(PROBLEM REQUIREMENTS):
Where does the word "height" occur in the entries below? Copy every line that has it.

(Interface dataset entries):
|---|

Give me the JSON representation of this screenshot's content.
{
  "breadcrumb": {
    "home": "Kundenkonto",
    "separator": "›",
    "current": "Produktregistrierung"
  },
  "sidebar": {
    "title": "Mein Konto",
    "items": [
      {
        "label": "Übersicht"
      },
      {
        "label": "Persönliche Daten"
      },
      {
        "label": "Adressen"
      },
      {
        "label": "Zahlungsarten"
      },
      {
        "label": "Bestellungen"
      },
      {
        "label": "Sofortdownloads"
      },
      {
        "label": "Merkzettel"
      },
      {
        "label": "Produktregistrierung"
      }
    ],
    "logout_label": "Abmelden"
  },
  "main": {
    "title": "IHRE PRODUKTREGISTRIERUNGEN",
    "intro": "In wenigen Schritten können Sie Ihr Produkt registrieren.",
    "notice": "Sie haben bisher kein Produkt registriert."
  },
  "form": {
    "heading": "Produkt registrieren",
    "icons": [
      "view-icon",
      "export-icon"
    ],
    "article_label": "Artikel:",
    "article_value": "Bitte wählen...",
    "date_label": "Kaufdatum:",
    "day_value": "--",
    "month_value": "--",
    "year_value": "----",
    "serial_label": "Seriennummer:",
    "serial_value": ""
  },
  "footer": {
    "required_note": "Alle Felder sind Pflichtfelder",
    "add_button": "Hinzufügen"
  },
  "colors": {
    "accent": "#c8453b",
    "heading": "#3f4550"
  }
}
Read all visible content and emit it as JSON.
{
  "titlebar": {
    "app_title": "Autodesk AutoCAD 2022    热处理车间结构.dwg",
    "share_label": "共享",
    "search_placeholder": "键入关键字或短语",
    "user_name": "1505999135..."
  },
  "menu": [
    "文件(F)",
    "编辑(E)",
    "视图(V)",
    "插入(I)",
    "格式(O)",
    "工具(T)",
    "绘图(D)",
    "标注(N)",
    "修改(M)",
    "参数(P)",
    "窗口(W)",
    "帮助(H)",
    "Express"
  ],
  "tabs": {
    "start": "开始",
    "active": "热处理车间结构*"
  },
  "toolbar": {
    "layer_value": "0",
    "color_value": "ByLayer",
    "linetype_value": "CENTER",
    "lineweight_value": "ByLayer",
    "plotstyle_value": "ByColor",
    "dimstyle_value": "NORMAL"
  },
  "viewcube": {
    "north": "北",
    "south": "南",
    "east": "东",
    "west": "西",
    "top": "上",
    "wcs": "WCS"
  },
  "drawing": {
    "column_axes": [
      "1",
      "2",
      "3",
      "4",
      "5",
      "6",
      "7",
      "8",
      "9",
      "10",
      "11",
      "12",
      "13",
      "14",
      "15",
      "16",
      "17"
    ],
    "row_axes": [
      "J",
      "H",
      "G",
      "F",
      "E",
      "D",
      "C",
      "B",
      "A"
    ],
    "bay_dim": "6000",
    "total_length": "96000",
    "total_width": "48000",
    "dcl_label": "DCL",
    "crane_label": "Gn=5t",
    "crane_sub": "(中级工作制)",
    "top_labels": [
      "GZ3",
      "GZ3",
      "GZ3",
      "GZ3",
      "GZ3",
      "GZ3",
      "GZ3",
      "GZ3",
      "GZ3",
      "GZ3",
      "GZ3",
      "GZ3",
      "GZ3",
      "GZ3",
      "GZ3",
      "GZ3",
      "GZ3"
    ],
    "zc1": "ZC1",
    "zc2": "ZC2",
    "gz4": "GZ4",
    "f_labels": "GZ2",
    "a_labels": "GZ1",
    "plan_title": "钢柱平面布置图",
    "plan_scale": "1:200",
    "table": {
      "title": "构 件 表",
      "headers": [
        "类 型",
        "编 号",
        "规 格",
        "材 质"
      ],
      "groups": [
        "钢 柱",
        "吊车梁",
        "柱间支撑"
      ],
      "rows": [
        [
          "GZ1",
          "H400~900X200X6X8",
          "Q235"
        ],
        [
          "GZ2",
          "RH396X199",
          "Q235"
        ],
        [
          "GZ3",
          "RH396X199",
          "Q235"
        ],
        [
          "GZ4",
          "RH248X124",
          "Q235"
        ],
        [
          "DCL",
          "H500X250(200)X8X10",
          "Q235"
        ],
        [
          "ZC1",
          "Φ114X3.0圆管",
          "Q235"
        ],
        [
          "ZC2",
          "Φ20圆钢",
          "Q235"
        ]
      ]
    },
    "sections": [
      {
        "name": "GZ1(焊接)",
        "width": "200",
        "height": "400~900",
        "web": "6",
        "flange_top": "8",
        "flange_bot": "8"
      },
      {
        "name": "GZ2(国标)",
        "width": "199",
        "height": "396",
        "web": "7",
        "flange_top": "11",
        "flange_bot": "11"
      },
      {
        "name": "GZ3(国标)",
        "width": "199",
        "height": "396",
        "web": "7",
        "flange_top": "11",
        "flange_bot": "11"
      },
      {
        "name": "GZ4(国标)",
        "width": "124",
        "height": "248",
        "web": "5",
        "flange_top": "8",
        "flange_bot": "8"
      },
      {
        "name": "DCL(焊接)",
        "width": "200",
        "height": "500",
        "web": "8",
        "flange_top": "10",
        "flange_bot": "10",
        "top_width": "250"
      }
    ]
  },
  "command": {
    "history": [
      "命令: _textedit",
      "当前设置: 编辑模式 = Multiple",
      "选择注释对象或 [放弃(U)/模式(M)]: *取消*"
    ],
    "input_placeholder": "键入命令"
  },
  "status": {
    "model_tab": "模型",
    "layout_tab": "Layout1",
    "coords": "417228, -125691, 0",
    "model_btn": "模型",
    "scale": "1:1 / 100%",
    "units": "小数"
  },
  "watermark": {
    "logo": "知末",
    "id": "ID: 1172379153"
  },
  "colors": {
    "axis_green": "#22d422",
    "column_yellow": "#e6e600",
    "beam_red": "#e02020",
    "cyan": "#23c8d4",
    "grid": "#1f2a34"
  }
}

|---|

(RESULT):
        "height": "400~900",
        "height": "396",
        "height": "396",
        "height": "248",
        "height": "500",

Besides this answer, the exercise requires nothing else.